Problem requirements.
Show, from the entries below, every line in which "protects" appears.

Exercise inputs.
_ _ _
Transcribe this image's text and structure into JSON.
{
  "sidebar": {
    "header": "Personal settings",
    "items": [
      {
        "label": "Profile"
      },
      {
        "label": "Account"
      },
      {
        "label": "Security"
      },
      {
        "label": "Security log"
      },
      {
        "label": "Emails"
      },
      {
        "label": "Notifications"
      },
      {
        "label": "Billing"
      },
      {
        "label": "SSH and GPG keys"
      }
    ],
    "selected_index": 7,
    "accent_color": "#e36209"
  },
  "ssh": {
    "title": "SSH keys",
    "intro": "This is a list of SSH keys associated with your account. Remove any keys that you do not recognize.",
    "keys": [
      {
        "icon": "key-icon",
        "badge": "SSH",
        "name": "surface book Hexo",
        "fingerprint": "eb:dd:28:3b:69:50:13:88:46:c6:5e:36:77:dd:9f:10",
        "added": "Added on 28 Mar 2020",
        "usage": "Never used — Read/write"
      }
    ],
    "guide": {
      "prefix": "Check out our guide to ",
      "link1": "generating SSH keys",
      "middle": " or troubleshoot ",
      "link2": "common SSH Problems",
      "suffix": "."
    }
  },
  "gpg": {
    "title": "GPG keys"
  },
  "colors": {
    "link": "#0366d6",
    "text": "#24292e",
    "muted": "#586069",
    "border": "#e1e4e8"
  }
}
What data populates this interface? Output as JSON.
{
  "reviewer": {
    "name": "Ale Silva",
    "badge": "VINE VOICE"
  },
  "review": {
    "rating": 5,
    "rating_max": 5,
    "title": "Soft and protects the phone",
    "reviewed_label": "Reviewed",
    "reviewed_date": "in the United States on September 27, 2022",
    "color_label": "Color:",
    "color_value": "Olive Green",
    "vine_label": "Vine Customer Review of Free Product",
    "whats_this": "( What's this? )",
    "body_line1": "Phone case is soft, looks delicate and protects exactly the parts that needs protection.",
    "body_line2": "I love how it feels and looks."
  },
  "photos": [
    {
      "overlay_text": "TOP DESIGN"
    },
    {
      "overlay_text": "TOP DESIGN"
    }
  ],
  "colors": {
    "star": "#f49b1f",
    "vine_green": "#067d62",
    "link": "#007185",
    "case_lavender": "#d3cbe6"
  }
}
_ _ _
Your solution.
    "title": "Soft and protects the phone",
    "body_line1": "Phone case is soft, looks delicate and protects exactly the parts that needs protection.",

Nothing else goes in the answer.